>Here's what I think I'm hearing in this debate, in a nutshell:
>Publishers say:  "First of all, we're not realizing significant savings by
>presenting our materials in electronic formats.  Second of all, libraries
>should be willing to pay more for online access because electronic formats
>add value in the following ways: (a, b, c...)."
>Libraries respond:  "First of all, electronic formats may or may not
>provide us with significant added value.  Second of all, publishers need
>to be sensitive to our budget problems, which are considerable, and should
>set prices accordingly."
>I probably tend to force my perceptions of the world into artificially
>neat patterns, but it looks to me as if each side in this debate has one
>valid and one invalid point.  If publishers are finding that electronic
>formats are not, in fact, cheaper to produce than paper, then they should
>certainly say so.  Librarians should feel free to hypothesize about how a
>publisher might economize, but unless we're the ones balancing the books
>we probably need to take the publishers at their word when they tell us
>that electronic publishing is more expensive than we might think.
>However, by the same logic, publishers are wrong to lecture librarians on
>how much more those electronic products should be worth to us.
>Publishers know how much money they've put into product development, but
>they do *not* know whether that money was well spent as far as added value
>is concerned.  Only we, their customers, know that, and publishers should
>take us at our word when we tell them that, in fact, the online version is
>not worth the money.  Just because you invest more in a product does not
>necessarily mean that you increase its value.
>Libraries are right to tell publishers when a product is worth less to
>them than publishers think it should be worth.  The producer may set the
>price, but only the customer can determine the *value* of a product.
>However, I think it's a little silly for us to say "Quit setting prices

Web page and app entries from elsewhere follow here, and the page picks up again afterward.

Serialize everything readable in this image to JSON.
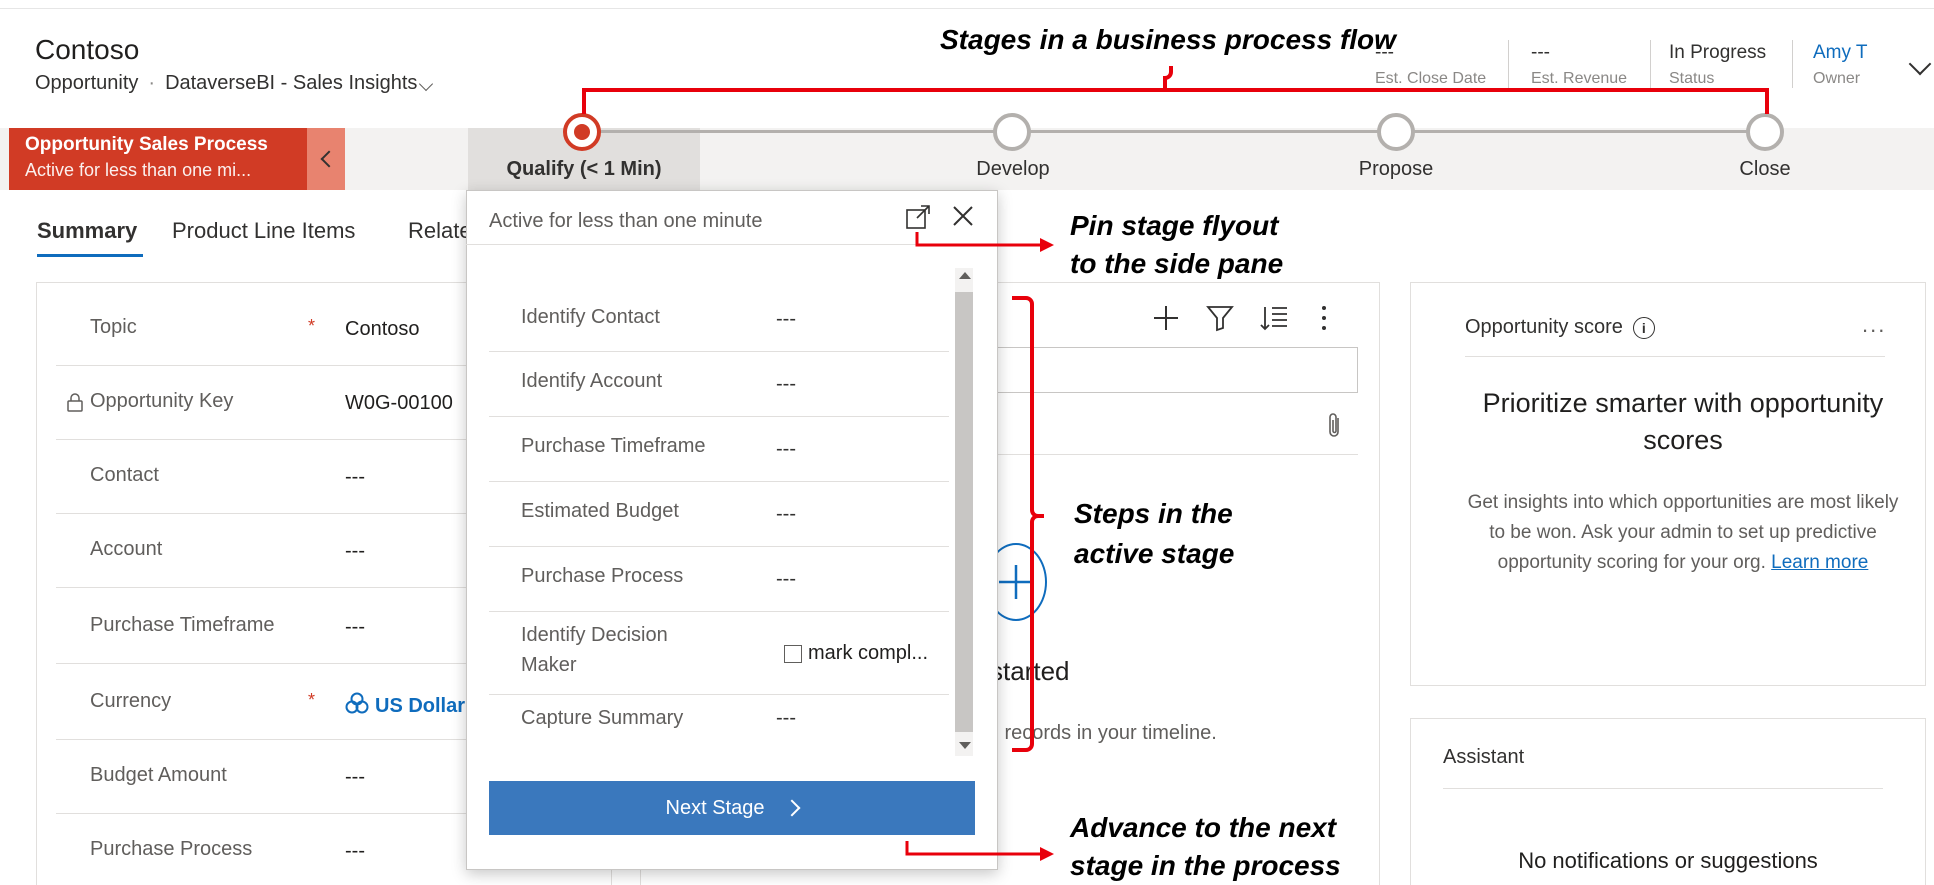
{
  "header": {
    "title": "Contoso",
    "entity": "Opportunity",
    "form": "DataverseBI - Sales Insights",
    "fields": [
      {
        "value": "---",
        "label": "Est. Close Date"
      },
      {
        "value": "---",
        "label": "Est. Revenue"
      },
      {
        "value": "In Progress",
        "label": "Status"
      },
      {
        "value": "Amy T",
        "label": "Owner"
      }
    ]
  },
  "process": {
    "name": "Opportunity Sales Process",
    "duration": "Active for less than one mi...",
    "stages": [
      {
        "label": "Qualify  (< 1 Min)",
        "active": true
      },
      {
        "label": "Develop"
      },
      {
        "label": "Propose"
      },
      {
        "label": "Close"
      }
    ]
  },
  "tabs": [
    "Summary",
    "Product Line Items",
    "Relate"
  ],
  "form": {
    "rows": [
      {
        "label": "Topic",
        "value": "Contoso",
        "required": true
      },
      {
        "label": "Opportunity Key",
        "value": "W0G-00100",
        "locked": true
      },
      {
        "label": "Contact",
        "value": "---"
      },
      {
        "label": "Account",
        "value": "---"
      },
      {
        "label": "Purchase Timeframe",
        "value": "---"
      },
      {
        "label": "Currency",
        "value": "US Dollar",
        "required": true,
        "link": true
      },
      {
        "label": "Budget Amount",
        "value": "---"
      },
      {
        "label": "Purchase Process",
        "value": "---"
      }
    ]
  },
  "flyout": {
    "header": "Active for less than one minute",
    "steps": [
      {
        "label": "Identify Contact",
        "value": "---"
      },
      {
        "label": "Identify Account",
        "value": "---"
      },
      {
        "label": "Purchase Timeframe",
        "value": "---"
      },
      {
        "label": "Estimated Budget",
        "value": "---"
      },
      {
        "label": "Purchase Process",
        "value": "---"
      },
      {
        "label": "Identify Decision Maker",
        "checkbox_label": "mark compl..."
      },
      {
        "label": "Capture Summary",
        "value": "---"
      }
    ],
    "next_label": "Next Stage"
  },
  "timeline": {
    "started_text": "started",
    "records_text": "ll records in your timeline."
  },
  "score": {
    "title": "Opportunity score",
    "more": "...",
    "heading": "Prioritize smarter with opportunity scores",
    "desc": "Get insights into which opportunities are most likely to be won. Ask your admin to set up predictive opportunity scoring for your org.",
    "link": "Learn more"
  },
  "assistant": {
    "title": "Assistant",
    "empty": "No notifications or suggestions"
  },
  "annotations": {
    "stages": "Stages in a business process flow",
    "pin_line1": "Pin stage flyout",
    "pin_line2": "to the side pane",
    "steps_line1": "Steps in the",
    "steps_line2": "active stage",
    "advance_line1": "Advance to the next",
    "advance_line2": "stage in the process"
  },
  "colors": {
    "process_red": "#d13b25",
    "brand_blue": "#0f6cbd",
    "annotation_red": "#e8000b"
  }
}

>that bust our budgets."  Publishers have to set prices that make sense in
>light of both their needs and ours, and we can't realistically expect them
>to say "Oh, is that too much?  Sorry, we'll just take a loss, then."
>I think part of the problem, however, is a lingering suspicion on the part
>of librarians that we're being gouged -- that despite all of publishers'
>protestations to the contrary, there really is no justification for the
>enormous price increases we see in subscriptions every year and for online
>access to information we often have already purchased.  Publishers are
>monopolies -- I can't buy Science Online from any other publisher -- and
>therefore have us over a barrel, so we naturally tend to assume that any
>price increase is due more to the publisher's advantageous position than
>to outside market pressures (real as those may be).  I actually suggested
>to one publisher recently that the solution to this particular problem
>would be for him to open up the books to his customers.  You say costs are
>increasing?  Show me.  Heh heh.  Actually, he didn't think it was that bad
>an idea, but then, he was a nonprofit...
>Okay, flame away!
>Rick Anderson
>Head Acquisitions Librarian
>Jackson Library
>UNC Greensboro
>1000 Spring Garden St.
>Greensboro, NC 27402-6175
>PH (336) 334-5281
>FX (336) 334-5399